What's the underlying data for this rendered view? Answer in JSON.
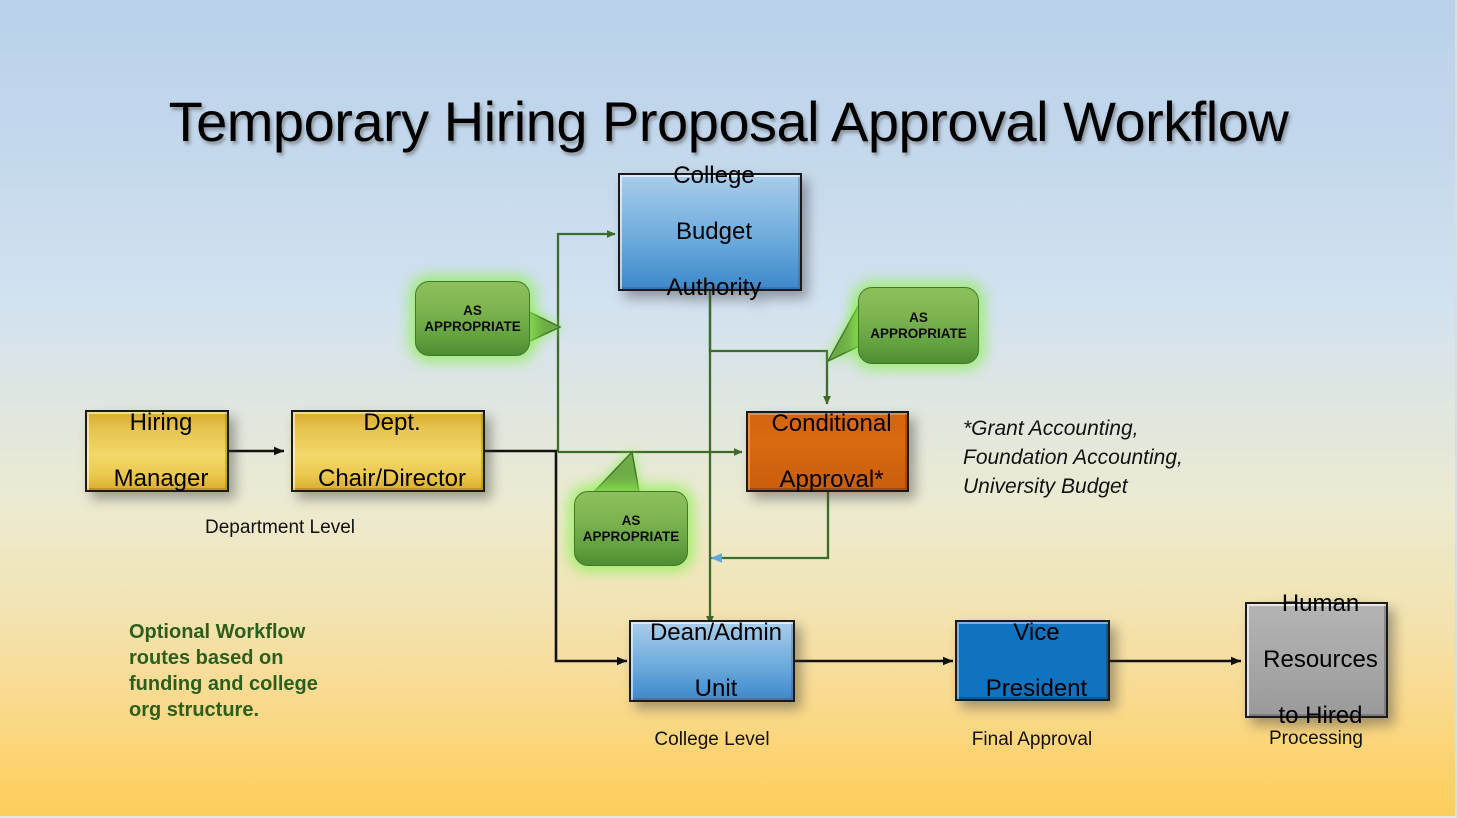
{
  "diagram": {
    "title": "Temporary Hiring Proposal Approval Workflow",
    "type": "flowchart",
    "colors": {
      "background_top": "#b9d2e9",
      "background_mid": "#e6e8d8",
      "background_bottom": "#fcce5e",
      "gold_node": "#f2d868",
      "blue_gradient_node": "#6aa9dc",
      "blue_solid_node": "#1173c0",
      "orange_node": "#d4650f",
      "gray_node": "#a9a9a9",
      "callout_green": "#7fb551",
      "callout_glow": "#8cf050",
      "optional_note_green": "#2c5e1e",
      "green_connector": "#3d6b2a",
      "black_connector": "#111111"
    },
    "nodes": [
      {
        "id": "hiring_manager",
        "label": "Hiring Manager",
        "style": "gold"
      },
      {
        "id": "dept_chair",
        "label": "Dept. Chair/Director",
        "style": "gold"
      },
      {
        "id": "college_budget",
        "label": "College Budget Authority",
        "style": "blue-gradient"
      },
      {
        "id": "conditional",
        "label": "Conditional Approval*",
        "style": "orange"
      },
      {
        "id": "dean_admin",
        "label": "Dean/Admin Unit",
        "style": "blue-gradient"
      },
      {
        "id": "vice_president",
        "label": "Vice President",
        "style": "blue-solid"
      },
      {
        "id": "human_resources",
        "label": "Human Resources to Hired",
        "style": "gray"
      }
    ],
    "node_text": {
      "hiring_manager": [
        "Hiring",
        "Manager"
      ],
      "dept_chair": [
        "Dept.",
        "Chair/Director"
      ],
      "college_budget": [
        "College",
        "Budget",
        "Authority"
      ],
      "conditional": [
        "Conditional",
        "Approval*"
      ],
      "dean_admin": [
        "Dean/Admin",
        "Unit"
      ],
      "vice_president": [
        "Vice",
        "President"
      ],
      "human_resources": [
        "Human",
        "Resources",
        "to Hired"
      ]
    },
    "captions": [
      {
        "id": "department_level",
        "text": "Department Level",
        "for": "dept_chair"
      },
      {
        "id": "college_level",
        "text": "College Level",
        "for": "dean_admin"
      },
      {
        "id": "final_approval",
        "text": "Final Approval",
        "for": "vice_president"
      },
      {
        "id": "processing",
        "text": "Processing",
        "for": "human_resources"
      }
    ],
    "callouts": [
      {
        "id": "callout_left",
        "line1": "AS",
        "line2": "APPROPRIATE",
        "tail": "right"
      },
      {
        "id": "callout_right",
        "line1": "AS",
        "line2": "APPROPRIATE",
        "tail": "down-left"
      },
      {
        "id": "callout_bottom",
        "line1": "AS",
        "line2": "APPROPRIATE",
        "tail": "up-right"
      }
    ],
    "notes": {
      "footnote": [
        "*Grant Accounting,",
        "Foundation Accounting,",
        "University Budget"
      ],
      "optional_workflow": [
        "Optional Workflow",
        "routes based on",
        "funding and college",
        "org structure."
      ]
    },
    "edges": [
      {
        "from": "hiring_manager",
        "to": "dept_chair",
        "color": "black"
      },
      {
        "from": "dept_chair",
        "to": "dean_admin",
        "color": "black"
      },
      {
        "from": "dept_chair",
        "to": "college_budget",
        "color": "green"
      },
      {
        "from": "dept_chair",
        "to": "conditional",
        "color": "green"
      },
      {
        "from": "college_budget",
        "to": "conditional",
        "color": "green"
      },
      {
        "from": "college_budget",
        "to": "dean_admin",
        "color": "green"
      },
      {
        "from": "conditional",
        "to": "dean_admin",
        "color": "green"
      },
      {
        "from": "dean_admin",
        "to": "vice_president",
        "color": "black"
      },
      {
        "from": "vice_president",
        "to": "human_resources",
        "color": "black"
      }
    ]
  }
}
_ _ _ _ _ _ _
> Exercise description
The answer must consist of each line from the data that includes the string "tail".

> Response to this task
        "tail": "right"
        "tail": "down-left"
        "tail": "up-right"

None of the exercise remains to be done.